It’s very far from achieved, but it’s heartening to see cancer researchers thinking about whether vaccines for some types of cancer might replace the barbaric tactic of hacking organs out of people and other creatures. That’s part of the take away message from a new article reporting on success in animals with efforts to create a vaccine that will cause the immune system to attack and destroy the blood vessels that support tumors, but will not attack other blood vessels. See J Clin Invest. 2014;124(4):1497–1511. doi:10.1172/JCI67382.
The tactic is tied to a protein known as “Tumor endothelial marker 1 (TEM1; also known as endosialin or CD248).” The protein is found on tumor blood vessels but much less so on other blood vessels. The goal is to block the formation of supporting blood vessels (angiogenesis), and to destroy existing blood vessels.
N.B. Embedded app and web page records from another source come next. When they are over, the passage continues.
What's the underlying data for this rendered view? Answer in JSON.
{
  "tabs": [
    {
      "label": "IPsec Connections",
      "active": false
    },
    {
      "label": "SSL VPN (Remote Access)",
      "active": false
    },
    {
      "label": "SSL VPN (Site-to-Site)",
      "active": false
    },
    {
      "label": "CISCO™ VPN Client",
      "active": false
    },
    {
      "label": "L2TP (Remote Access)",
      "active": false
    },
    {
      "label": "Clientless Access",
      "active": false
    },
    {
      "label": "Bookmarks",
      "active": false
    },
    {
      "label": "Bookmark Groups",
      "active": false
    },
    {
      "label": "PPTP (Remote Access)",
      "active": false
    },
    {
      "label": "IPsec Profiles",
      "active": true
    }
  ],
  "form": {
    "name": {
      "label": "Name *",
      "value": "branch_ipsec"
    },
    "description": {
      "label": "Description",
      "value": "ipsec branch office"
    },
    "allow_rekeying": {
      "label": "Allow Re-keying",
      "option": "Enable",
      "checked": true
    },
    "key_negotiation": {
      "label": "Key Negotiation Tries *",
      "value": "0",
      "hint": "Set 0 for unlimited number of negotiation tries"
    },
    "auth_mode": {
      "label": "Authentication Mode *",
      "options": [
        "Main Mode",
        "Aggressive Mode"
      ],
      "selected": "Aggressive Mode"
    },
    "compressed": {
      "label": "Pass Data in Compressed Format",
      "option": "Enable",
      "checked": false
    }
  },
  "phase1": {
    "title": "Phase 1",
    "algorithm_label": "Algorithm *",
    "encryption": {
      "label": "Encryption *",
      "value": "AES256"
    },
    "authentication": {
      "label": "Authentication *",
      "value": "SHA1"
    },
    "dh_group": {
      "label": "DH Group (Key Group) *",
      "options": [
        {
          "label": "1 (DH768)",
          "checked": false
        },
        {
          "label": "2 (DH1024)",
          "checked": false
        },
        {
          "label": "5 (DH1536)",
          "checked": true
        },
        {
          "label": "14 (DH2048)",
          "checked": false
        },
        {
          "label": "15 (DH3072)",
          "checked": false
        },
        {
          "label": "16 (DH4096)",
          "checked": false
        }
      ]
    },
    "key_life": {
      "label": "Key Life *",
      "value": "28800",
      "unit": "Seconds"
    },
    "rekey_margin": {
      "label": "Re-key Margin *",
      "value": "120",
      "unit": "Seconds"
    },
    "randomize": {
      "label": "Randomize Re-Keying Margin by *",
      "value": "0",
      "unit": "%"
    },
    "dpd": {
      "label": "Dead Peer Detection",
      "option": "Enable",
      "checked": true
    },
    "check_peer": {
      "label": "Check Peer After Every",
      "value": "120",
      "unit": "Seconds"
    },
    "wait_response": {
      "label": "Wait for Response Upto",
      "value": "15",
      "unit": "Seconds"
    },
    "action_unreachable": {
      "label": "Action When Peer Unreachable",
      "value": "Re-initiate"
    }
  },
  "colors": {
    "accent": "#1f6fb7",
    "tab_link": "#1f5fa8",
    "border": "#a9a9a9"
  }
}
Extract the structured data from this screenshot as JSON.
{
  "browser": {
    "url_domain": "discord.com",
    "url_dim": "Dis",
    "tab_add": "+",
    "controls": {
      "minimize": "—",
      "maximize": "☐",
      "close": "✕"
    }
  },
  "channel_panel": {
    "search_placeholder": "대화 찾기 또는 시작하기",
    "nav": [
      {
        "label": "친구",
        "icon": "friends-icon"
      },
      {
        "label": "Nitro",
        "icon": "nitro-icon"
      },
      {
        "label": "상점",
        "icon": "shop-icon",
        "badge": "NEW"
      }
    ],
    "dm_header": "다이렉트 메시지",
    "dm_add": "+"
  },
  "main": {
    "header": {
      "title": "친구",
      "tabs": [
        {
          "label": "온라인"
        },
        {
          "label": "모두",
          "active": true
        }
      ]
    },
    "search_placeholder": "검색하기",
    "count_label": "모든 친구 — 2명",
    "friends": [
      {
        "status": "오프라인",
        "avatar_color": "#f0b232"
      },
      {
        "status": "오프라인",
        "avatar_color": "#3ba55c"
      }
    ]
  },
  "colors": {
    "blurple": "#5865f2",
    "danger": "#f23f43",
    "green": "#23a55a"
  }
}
It’s a new and improved version of the prior vision of anti-angiogenesis, which excited the world back in 1998 due to the work of Judah Folkman, among others.
The April 25, 2014 press release from U. Penn concludes as follows:
“The authors suggest that TEM1 may also be an excellent target as a prophylactic cancer vaccine for individuals that have a high risk of developing ovarian cancer, such as carriers of the BRCA1/2 mutations, predominant in breast and ovarian cancer. Research to develop those types of strategies is a key goal of Penn’s Basser Research Center for BRCA. As a bonafide vaccine, TEM-TT DNA vaccine generates a memory immune response, which Facciabene says is an ideal attribute for high risk populations.”